We as Americans generally agree: most of us have too much stuff and not enough space in which to store it all. Every holiday, we give each other piles of gifts. Throughout the year, we buy clothing in anticipation of each season. Not only do we over-shop, but we also don’t know how or when to get rid of other things to compensate for this constant influx of new items. In this article, we outline 10 signs you have too much stuff. Don’t fret if you recognize yourself below! Often realizing there’s a problem is a great first step toward remedying it.
- Your house feels smaller with every passing year.
When you moved into your home, you most likely thought that it was spacious enough for you and your family. Now, years later, you might be feeling like the place is bursting at the seams!
If you haven’t added a family member, it’s time to set aside time and declutter. Let go of things that served you in the past if they aren’t working for you now. A good rule for overstuffed homes is that if one new item comes in, two items of that category must go out.
- You can’t figure out what to wear.
If you’ve found yourself standing in your full closet feeling like you had nothing to wear, you have too many clothes. Contrary to our instincts regarding this feeling, the answer is rarely further shopping. Instead, try creating a list of the clothing items you really want to wear.
You’ll probably find you have most of these items already, albeit buried behind other clothes! Bring these clothes to the forefront, and donate items that you haven’t worn in the previous year. Reducing the number of clothing items you own will ultimately make it easier to locate truly beloved outfits that will boost your confidence!
- You’re constantly struggling to find things.
If you run late because you can’t find things, you have too much stuff. Now, if you’re struggling with something like ADHD or an anxiety disorder, you may feel like misplacing things is just part of your distracted state.
The truth is, though, that having too much stuff will exacerbate your challenges, and reducing the number of things to keep track of will probably help with your symptoms.
- Your kitchen counters function as “overflow” storage.
If you have a good-sized kitchen with storage, yet you still have a rotating or permanent collection of small appliances or dishes that live on the counter, you need to let some things go. The main function of your kitchen counters should be food preparation, so anything that prevents you using them isn’t working to support your lifestyle.
You don’t need an egg slicer, cherry pit remover, or garlic peeler. Only keep things you’d buy today if you were shopping, and donate the rest.
- You buy storage solutions instead of decluttering.

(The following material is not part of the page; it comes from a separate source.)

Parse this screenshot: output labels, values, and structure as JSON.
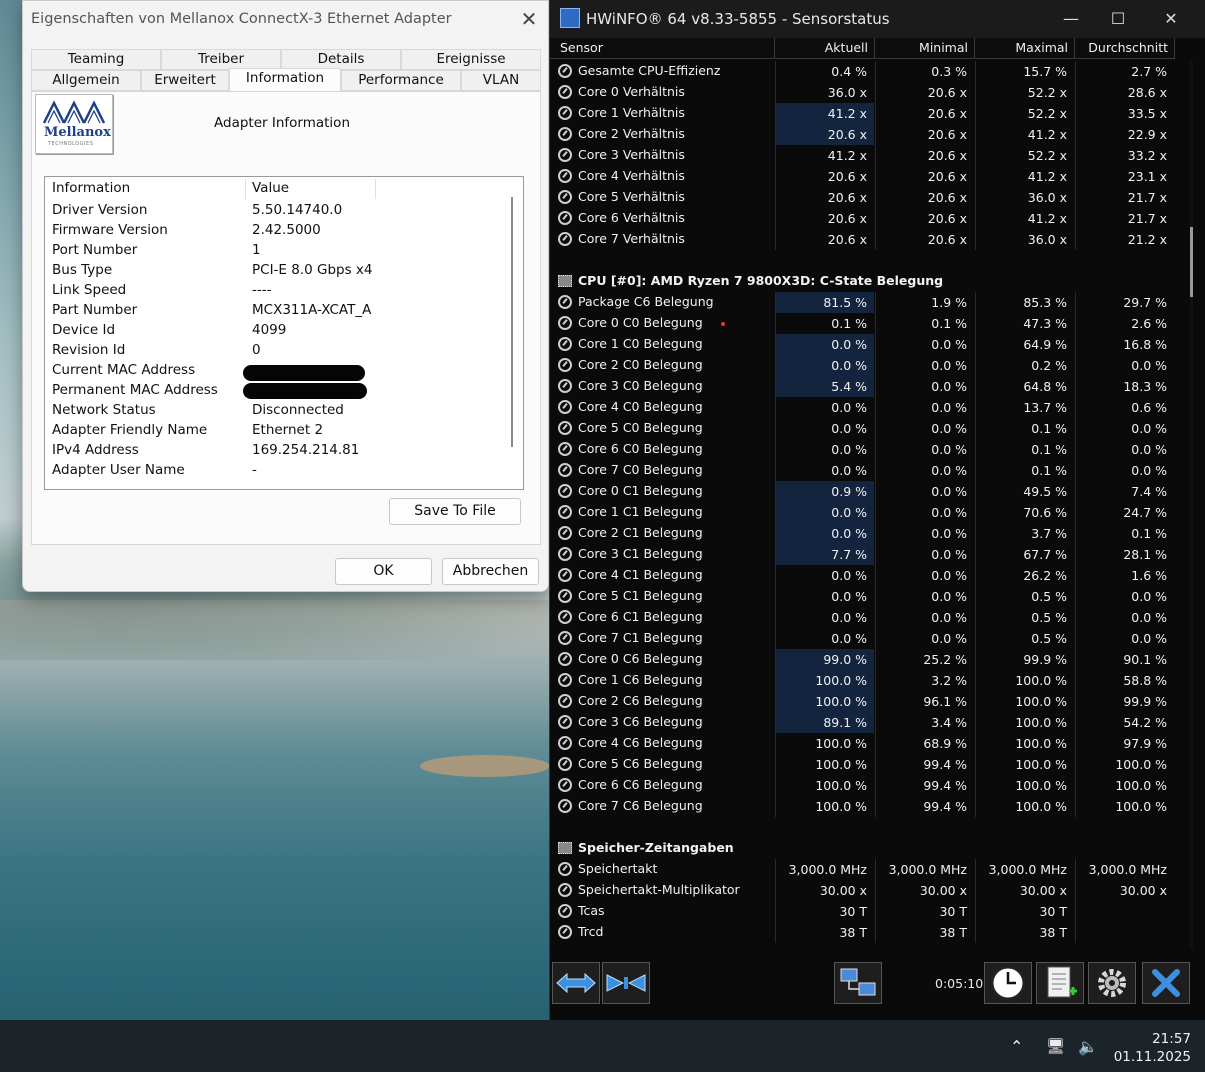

Storage bins don’t replace decluttering. If you want your storage solutions to bring order to your life, you’ve got to place deliberately-chosen items mindfully into them. You bring the order to the bins, not the other way around.
- If you had an hour to get ready for company, you still wouldn’t be ready.
If this sounds like you most of the time, it’s important to realize that sometimes it’s tough to get everything put away because there just isn’t anywhere to put things. Having a dedicated “return spot” for everything you own is the vital first step toward living in an organized home.
Ultimately, clutter is bad for you. It’s bad for your physical health in the form of dust mites, mold, tripping, and fire hazards. It’s bad for your mental health because it increases the symptoms of depression, anxiety, and other mood disorders. Clutter can also be socially isolating because people with messy homes are far less likely to invite people over to socialize.
The good news is, At Dallas Custom Closets, we have seen time and time again that when people choose to scale down their possessions and store them beautifully, they are happier, less anxious, and more efficient in their daily lives.